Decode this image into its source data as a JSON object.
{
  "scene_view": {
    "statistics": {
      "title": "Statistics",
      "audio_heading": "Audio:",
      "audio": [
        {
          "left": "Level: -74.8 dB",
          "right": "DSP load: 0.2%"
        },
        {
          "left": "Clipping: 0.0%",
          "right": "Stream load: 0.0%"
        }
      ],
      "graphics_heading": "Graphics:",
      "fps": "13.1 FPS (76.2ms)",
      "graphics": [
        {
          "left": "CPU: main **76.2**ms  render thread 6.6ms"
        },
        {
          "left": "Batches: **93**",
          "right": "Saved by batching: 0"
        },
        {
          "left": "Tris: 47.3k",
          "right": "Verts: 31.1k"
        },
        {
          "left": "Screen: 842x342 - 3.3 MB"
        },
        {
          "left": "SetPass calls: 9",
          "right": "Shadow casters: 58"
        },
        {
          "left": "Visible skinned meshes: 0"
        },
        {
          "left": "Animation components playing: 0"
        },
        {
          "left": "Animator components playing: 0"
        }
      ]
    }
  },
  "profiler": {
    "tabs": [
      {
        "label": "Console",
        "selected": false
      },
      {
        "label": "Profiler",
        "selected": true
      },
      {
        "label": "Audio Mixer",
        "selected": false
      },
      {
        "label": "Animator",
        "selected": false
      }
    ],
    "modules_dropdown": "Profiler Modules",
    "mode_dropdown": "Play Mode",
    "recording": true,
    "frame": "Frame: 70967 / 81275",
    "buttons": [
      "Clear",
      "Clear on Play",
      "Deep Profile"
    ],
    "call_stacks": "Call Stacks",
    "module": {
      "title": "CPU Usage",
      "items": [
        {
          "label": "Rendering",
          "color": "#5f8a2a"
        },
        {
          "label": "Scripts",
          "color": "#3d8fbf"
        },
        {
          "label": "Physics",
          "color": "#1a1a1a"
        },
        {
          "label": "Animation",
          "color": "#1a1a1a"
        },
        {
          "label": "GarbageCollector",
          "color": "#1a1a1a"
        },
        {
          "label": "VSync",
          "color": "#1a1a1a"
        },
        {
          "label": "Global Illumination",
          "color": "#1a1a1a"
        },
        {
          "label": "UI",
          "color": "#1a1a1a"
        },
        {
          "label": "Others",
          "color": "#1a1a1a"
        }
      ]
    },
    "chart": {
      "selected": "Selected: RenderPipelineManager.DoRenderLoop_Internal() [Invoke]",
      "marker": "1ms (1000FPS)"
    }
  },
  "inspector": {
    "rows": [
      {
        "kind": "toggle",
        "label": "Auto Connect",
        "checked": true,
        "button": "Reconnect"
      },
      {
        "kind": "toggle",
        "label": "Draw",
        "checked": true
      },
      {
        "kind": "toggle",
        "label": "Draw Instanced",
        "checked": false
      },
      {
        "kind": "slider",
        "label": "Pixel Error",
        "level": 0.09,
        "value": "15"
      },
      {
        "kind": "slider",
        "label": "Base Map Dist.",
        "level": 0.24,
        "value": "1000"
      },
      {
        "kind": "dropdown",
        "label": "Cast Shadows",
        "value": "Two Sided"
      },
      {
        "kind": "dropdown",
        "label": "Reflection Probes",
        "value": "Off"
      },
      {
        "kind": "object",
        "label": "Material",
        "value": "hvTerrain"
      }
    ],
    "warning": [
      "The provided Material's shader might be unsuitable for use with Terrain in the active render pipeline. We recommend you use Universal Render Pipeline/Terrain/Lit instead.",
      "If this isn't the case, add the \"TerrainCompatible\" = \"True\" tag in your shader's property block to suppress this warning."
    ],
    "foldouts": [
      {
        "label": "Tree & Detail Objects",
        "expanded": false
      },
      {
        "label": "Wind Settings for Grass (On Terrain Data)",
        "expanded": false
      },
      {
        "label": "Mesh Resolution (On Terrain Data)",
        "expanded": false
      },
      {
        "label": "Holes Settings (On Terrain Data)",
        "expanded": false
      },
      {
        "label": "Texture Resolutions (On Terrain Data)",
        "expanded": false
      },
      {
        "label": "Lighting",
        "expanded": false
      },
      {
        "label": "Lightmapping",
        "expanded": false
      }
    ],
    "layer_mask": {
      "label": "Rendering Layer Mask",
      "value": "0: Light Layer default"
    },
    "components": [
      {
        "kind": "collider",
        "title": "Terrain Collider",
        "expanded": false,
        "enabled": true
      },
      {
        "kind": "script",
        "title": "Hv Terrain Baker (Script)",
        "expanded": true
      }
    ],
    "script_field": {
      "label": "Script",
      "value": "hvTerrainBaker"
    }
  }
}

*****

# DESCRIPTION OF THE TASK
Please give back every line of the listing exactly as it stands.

# RESPONSE BOX
Decode this image into its source data as a JSON object.
{
  "scene_view": {
    "statistics": {
      "title": "Statistics",
      "audio_heading": "Audio:",
      "audio": [
        {
          "left": "Level: -74.8 dB",
          "right": "DSP load: 0.2%"
        },
        {
          "left": "Clipping: 0.0%",
          "right": "Stream load: 0.0%"
        }
      ],
      "graphics_heading": "Graphics:",
      "fps": "13.1 FPS (76.2ms)",
      "graphics": [
        {
          "left": "CPU: main **76.2**ms  render thread 6.6ms"
        },
        {
          "left": "Batches: **93**",
          "right": "Saved by batching: 0"
        },
        {
          "left": "Tris: 47.3k",
          "right": "Verts: 31.1k"
        },
        {
          "left": "Screen: 842x342 - 3.3 MB"
        },
        {
          "left": "SetPass calls: 9",
          "right": "Shadow casters: 58"
        },
        {
          "left": "Visible skinned meshes: 0"
        },
        {
          "left": "Animation components playing: 0"
        },
        {
          "left": "Animator components playing: 0"
        }
      ]
    }
  },
  "profiler": {
    "tabs": [
      {
        "label": "Console",
        "selected": false
      },
      {
        "label": "Profiler",
        "selected": true
      },
      {
        "label": "Audio Mixer",
        "selected": false
      },
      {
        "label": "Animator",
        "selected": false
      }
    ],
    "modules_dropdown": "Profiler Modules",
    "mode_dropdown": "Play Mode",
    "recording": true,
    "frame": "Frame: 70967 / 81275",
    "buttons": [
      "Clear",
      "Clear on Play",
      "Deep Profile"
    ],
    "call_stacks": "Call Stacks",
    "module": {
      "title": "CPU Usage",
      "items": [
        {
          "label": "Rendering",
          "color": "#5f8a2a"
        },
        {
          "label": "Scripts",
          "color": "#3d8fbf"
        },
        {
          "label": "Physics",
          "color": "#1a1a1a"
        },
        {
          "label": "Animation",
          "color": "#1a1a1a"
        },
        {
          "label": "GarbageCollector",
          "color": "#1a1a1a"
        },
        {
          "label": "VSync",
          "color": "#1a1a1a"
        },
        {
          "label": "Global Illumination",
          "color": "#1a1a1a"
        },
        {
          "label": "UI",
          "color": "#1a1a1a"
        },
        {
          "label": "Others",
          "color": "#1a1a1a"
        }
      ]
    },
    "chart": {
      "selected": "Selected: RenderPipelineManager.DoRenderLoop_Internal() [Invoke]",
      "marker": "1ms (1000FPS)"
    }
  },
  "inspector": {
    "rows": [
      {
        "kind": "toggle",
        "label": "Auto Connect",
        "checked": true,
        "button": "Reconnect"
      },
      {
        "kind": "toggle",
        "label": "Draw",
        "checked": true
      },
      {
        "kind": "toggle",
        "label": "Draw Instanced",
        "checked": false
      },
      {
        "kind": "slider",
        "label": "Pixel Error",
        "level": 0.09,
        "value": "15"
      },
      {
        "kind": "slider",
        "label": "Base Map Dist.",
        "level": 0.24,
        "value": "1000"
      },
      {
        "kind": "dropdown",
        "label": "Cast Shadows",
        "value": "Two Sided"
      },
      {
        "kind": "dropdown",
        "label": "Reflection Probes",
        "value": "Off"
      },
      {
        "kind": "object",
        "label": "Material",
        "value": "hvTerrain"
      }
    ],
    "warning": [
      "The provided Material's shader might be unsuitable for use with Terrain in the active render pipeline. We recommend you use Universal Render Pipeline/Terrain/Lit instead.",
      "If this isn't the case, add the \"TerrainCompatible\" = \"True\" tag in your shader's property block to suppress this warning."
    ],
    "foldouts": [
      {
        "label": "Tree & Detail Objects",
        "expanded": false
      },
      {
        "label": "Wind Settings for Grass (On Terrain Data)",
        "expanded": false
      },
      {
        "label": "Mesh Resolution (On Terrain Data)",
        "expanded": false
      },
      {
        "label": "Holes Settings (On Terrain Data)",
        "expanded": false
      },
      {
        "label": "Texture Resolutions (On Terrain Data)",
        "expanded": false
      },
      {
        "label": "Lighting",
        "expanded": false
      },
      {
        "label": "Lightmapping",
        "expanded": false
      }
    ],
    "layer_mask": {
      "label": "Rendering Layer Mask",
      "value": "0: Light Layer default"
    },
    "components": [
      {
        "kind": "collider",
        "title": "Terrain Collider",
        "expanded": false,
        "enabled": true
      },
      {
        "kind": "script",
        "title": "Hv Terrain Baker (Script)",
        "expanded": true
      }
    ],
    "script_field": {
      "label": "Script",
      "value": "hvTerrainBaker"
    }
  }
}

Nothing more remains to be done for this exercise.